Exercise aim:
Output all records exactly, with no images.

Items from an interface collection:
☆ ☆ ☆ ☆ ☆ ☆ ☆
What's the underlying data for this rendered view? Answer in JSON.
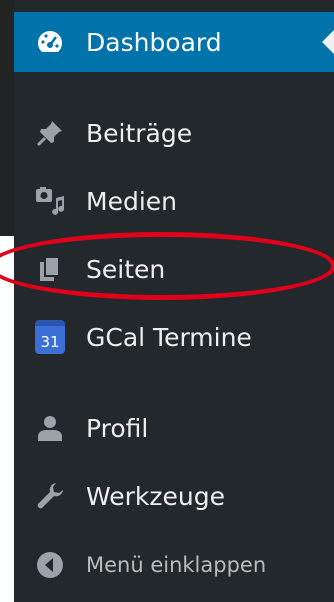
{
  "menu": {
    "items": [
      {
        "label": "Dashboard",
        "icon": "dashboard-icon",
        "active": true
      },
      {
        "label": "Beiträge",
        "icon": "pin-icon"
      },
      {
        "label": "Medien",
        "icon": "media-icon"
      },
      {
        "label": "Seiten",
        "icon": "pages-icon"
      },
      {
        "label": "GCal Termine",
        "icon": "calendar-icon",
        "badge": "31"
      },
      {
        "label": "Profil",
        "icon": "user-icon"
      },
      {
        "label": "Werkzeuge",
        "icon": "wrench-icon"
      }
    ],
    "collapse_label": "Menü einklappen"
  },
  "colors": {
    "menu_bg": "#23282d",
    "active_bg": "#0073aa",
    "highlight": "#e0001b"
  }
}
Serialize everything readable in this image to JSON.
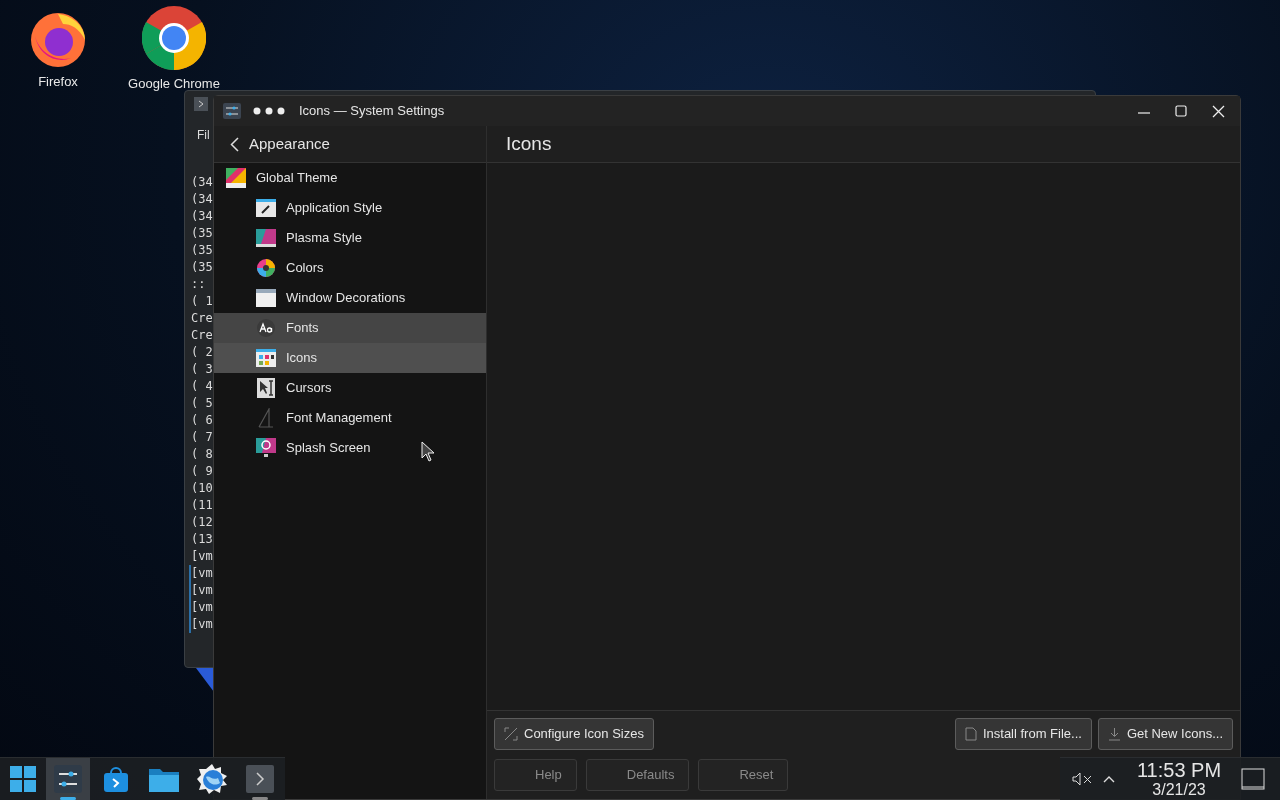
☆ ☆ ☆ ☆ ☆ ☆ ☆
Reply:
What's the underlying data for this rendered view? Answer in JSON.
{
  "menu": {
    "items": [
      {
        "label": "Dashboard",
        "icon": "dashboard-icon",
        "active": true
      },
      {
        "label": "Beiträge",
        "icon": "pin-icon"
      },
      {
        "label": "Medien",
        "icon": "media-icon"
      },
      {
        "label": "Seiten",
        "icon": "pages-icon"
      },
      {
        "label": "GCal Termine",
        "icon": "calendar-icon",
        "badge": "31"
      },
      {
        "label": "Profil",
        "icon": "user-icon"
      },
      {
        "label": "Werkzeuge",
        "icon": "wrench-icon"
      }
    ],
    "collapse_label": "Menü einklappen"
  },
  "colors": {
    "menu_bg": "#23282d",
    "active_bg": "#0073aa",
    "highlight": "#e0001b"
  }
}
Serialize everything readable in this image to JSON.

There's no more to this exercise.